An exact restatement of the data below, with the pictures removed, is the required answer.

══════

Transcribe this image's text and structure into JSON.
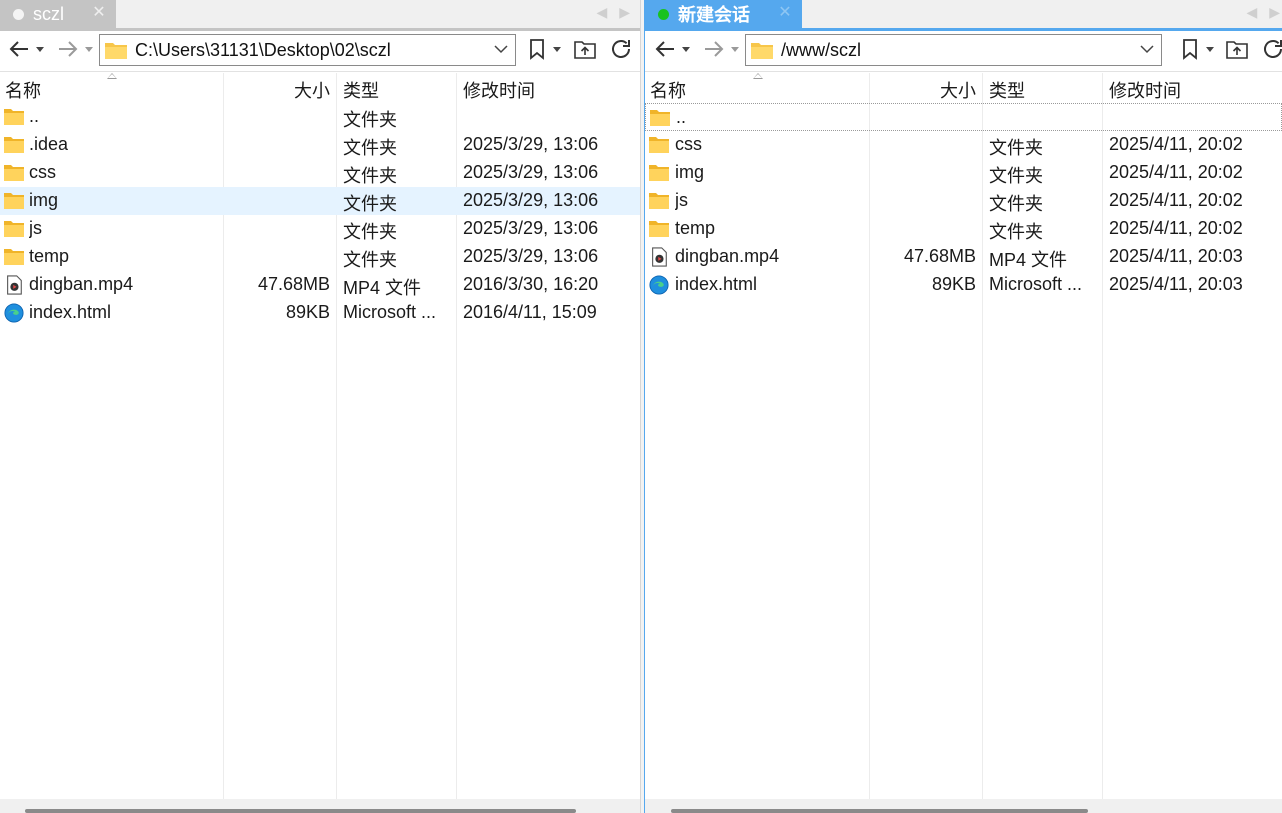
{
  "left": {
    "tab": {
      "title": "sczl",
      "close": "✕"
    },
    "path": "C:\\Users\\31131\\Desktop\\02\\sczl",
    "columns": {
      "name": "名称",
      "size": "大小",
      "type": "类型",
      "modified": "修改时间"
    },
    "files": [
      {
        "name": "..",
        "size": "",
        "type": "文件夹",
        "modified": "",
        "icon": "folder-icon"
      },
      {
        "name": ".idea",
        "size": "",
        "type": "文件夹",
        "modified": "2025/3/29, 13:06",
        "icon": "folder-icon"
      },
      {
        "name": "css",
        "size": "",
        "type": "文件夹",
        "modified": "2025/3/29, 13:06",
        "icon": "folder-icon"
      },
      {
        "name": "img",
        "size": "",
        "type": "文件夹",
        "modified": "2025/3/29, 13:06",
        "icon": "folder-icon"
      },
      {
        "name": "js",
        "size": "",
        "type": "文件夹",
        "modified": "2025/3/29, 13:06",
        "icon": "folder-icon"
      },
      {
        "name": "temp",
        "size": "",
        "type": "文件夹",
        "modified": "2025/3/29, 13:06",
        "icon": "folder-icon"
      },
      {
        "name": "dingban.mp4",
        "size": "47.68MB",
        "type": "MP4 文件",
        "modified": "2016/3/30, 16:20",
        "icon": "video-file-icon"
      },
      {
        "name": "index.html",
        "size": "89KB",
        "type": "Microsoft ...",
        "modified": "2016/4/11, 15:09",
        "icon": "edge-browser-icon"
      }
    ]
  },
  "right": {
    "tab": {
      "title": "新建会话",
      "close": "✕"
    },
    "path": "/www/sczl",
    "columns": {
      "name": "名称",
      "size": "大小",
      "type": "类型",
      "modified": "修改时间"
    },
    "files": [
      {
        "name": "..",
        "size": "",
        "type": "",
        "modified": "",
        "icon": "folder-icon"
      },
      {
        "name": "css",
        "size": "",
        "type": "文件夹",
        "modified": "2025/4/11, 20:02",
        "icon": "folder-icon"
      },
      {
        "name": "img",
        "size": "",
        "type": "文件夹",
        "modified": "2025/4/11, 20:02",
        "icon": "folder-icon"
      },
      {
        "name": "js",
        "size": "",
        "type": "文件夹",
        "modified": "2025/4/11, 20:02",
        "icon": "folder-icon"
      },
      {
        "name": "temp",
        "size": "",
        "type": "文件夹",
        "modified": "2025/4/11, 20:02",
        "icon": "folder-icon"
      },
      {
        "name": "dingban.mp4",
        "size": "47.68MB",
        "type": "MP4 文件",
        "modified": "2025/4/11, 20:03",
        "icon": "video-file-icon"
      },
      {
        "name": "index.html",
        "size": "89KB",
        "type": "Microsoft ...",
        "modified": "2025/4/11, 20:03",
        "icon": "edge-browser-icon"
      }
    ]
  },
  "colors": {
    "active_tab": "#55a8ee",
    "inactive_tab": "#c4c4c4",
    "connected_dot": "#19c21e",
    "selected_row": "#e5f3ff",
    "folder": "#f7c64a"
  }
}
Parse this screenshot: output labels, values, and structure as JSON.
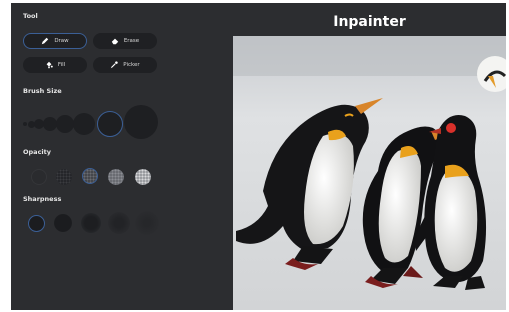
{
  "app": {
    "title": "Inpainter"
  },
  "tool": {
    "label": "Tool",
    "buttons": [
      {
        "label": "Draw",
        "icon": "pencil-icon",
        "active": true
      },
      {
        "label": "Erase",
        "icon": "eraser-icon",
        "active": false
      },
      {
        "label": "Fill",
        "icon": "paint-bucket-icon",
        "active": false
      },
      {
        "label": "Picker",
        "icon": "eyedropper-icon",
        "active": false
      }
    ]
  },
  "brush_size": {
    "label": "Brush Size",
    "options": 7,
    "selected_index": 5
  },
  "opacity": {
    "label": "Opacity",
    "options": 5,
    "selected_index": 2
  },
  "sharpness": {
    "label": "Sharpness",
    "options": 5,
    "selected_index": 0
  },
  "colors": {
    "accent": "#3b5f96",
    "panel": "#2c2d30",
    "control": "#1e1f22"
  }
}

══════

- _Solution for this exercise_
Transcribe this image's text and structure into JSON.
{
  "left": {
    "tab": {
      "title": "sczl",
      "close": "✕"
    },
    "path": "C:\\Users\\31131\\Desktop\\02\\sczl",
    "columns": {
      "name": "名称",
      "size": "大小",
      "type": "类型",
      "modified": "修改时间"
    },
    "files": [
      {
        "name": "..",
        "size": "",
        "type": "文件夹",
        "modified": "",
        "icon": "folder-icon"
      },
      {
        "name": ".idea",
        "size": "",
        "type": "文件夹",
        "modified": "2025/3/29, 13:06",
        "icon": "folder-icon"
      },
      {
        "name": "css",
        "size": "",
        "type": "文件夹",
        "modified": "2025/3/29, 13:06",
        "icon": "folder-icon"
      },
      {
        "name": "img",
        "size": "",
        "type": "文件夹",
        "modified": "2025/3/29, 13:06",
        "icon": "folder-icon"
      },
      {
        "name": "js",
        "size": "",
        "type": "文件夹",
        "modified": "2025/3/29, 13:06",
        "icon": "folder-icon"
      },
      {
        "name": "temp",
        "size": "",
        "type": "文件夹",
        "modified": "2025/3/29, 13:06",
        "icon": "folder-icon"
      },
      {
        "name": "dingban.mp4",
        "size": "47.68MB",
        "type": "MP4 文件",
        "modified": "2016/3/30, 16:20",
        "icon": "video-file-icon"
      },
      {
        "name": "index.html",
        "size": "89KB",
        "type": "Microsoft ...",
        "modified": "2016/4/11, 15:09",
        "icon": "edge-browser-icon"
      }
    ]
  },
  "right": {
    "tab": {
      "title": "新建会话",
      "close": "✕"
    },
    "path": "/www/sczl",
    "columns": {
      "name": "名称",
      "size": "大小",
      "type": "类型",
      "modified": "修改时间"
    },
    "files": [
      {
        "name": "..",
        "size": "",
        "type": "",
        "modified": "",
        "icon": "folder-icon"
      },
      {
        "name": "css",
        "size": "",
        "type": "文件夹",
        "modified": "2025/4/11, 20:02",
        "icon": "folder-icon"
      },
      {
        "name": "img",
        "size": "",
        "type": "文件夹",
        "modified": "2025/4/11, 20:02",
        "icon": "folder-icon"
      },
      {
        "name": "js",
        "size": "",
        "type": "文件夹",
        "modified": "2025/4/11, 20:02",
        "icon": "folder-icon"
      },
      {
        "name": "temp",
        "size": "",
        "type": "文件夹",
        "modified": "2025/4/11, 20:02",
        "icon": "folder-icon"
      },
      {
        "name": "dingban.mp4",
        "size": "47.68MB",
        "type": "MP4 文件",
        "modified": "2025/4/11, 20:03",
        "icon": "video-file-icon"
      },
      {
        "name": "index.html",
        "size": "89KB",
        "type": "Microsoft ...",
        "modified": "2025/4/11, 20:03",
        "icon": "edge-browser-icon"
      }
    ]
  },
  "colors": {
    "active_tab": "#55a8ee",
    "inactive_tab": "#c4c4c4",
    "connected_dot": "#19c21e",
    "selected_row": "#e5f3ff",
    "folder": "#f7c64a"
  }
}
Parse this screenshot: output labels, values, and structure as JSON.
{
  "app": {
    "title": "Inpainter"
  },
  "tool": {
    "label": "Tool",
    "buttons": [
      {
        "label": "Draw",
        "icon": "pencil-icon",
        "active": true
      },
      {
        "label": "Erase",
        "icon": "eraser-icon",
        "active": false
      },
      {
        "label": "Fill",
        "icon": "paint-bucket-icon",
        "active": false
      },
      {
        "label": "Picker",
        "icon": "eyedropper-icon",
        "active": false
      }
    ]
  },
  "brush_size": {
    "label": "Brush Size",
    "options": 7,
    "selected_index": 5
  },
  "opacity": {
    "label": "Opacity",
    "options": 5,
    "selected_index": 2
  },
  "sharpness": {
    "label": "Sharpness",
    "options": 5,
    "selected_index": 0
  },
  "colors": {
    "accent": "#3b5f96",
    "panel": "#2c2d30",
    "control": "#1e1f22"
  }
}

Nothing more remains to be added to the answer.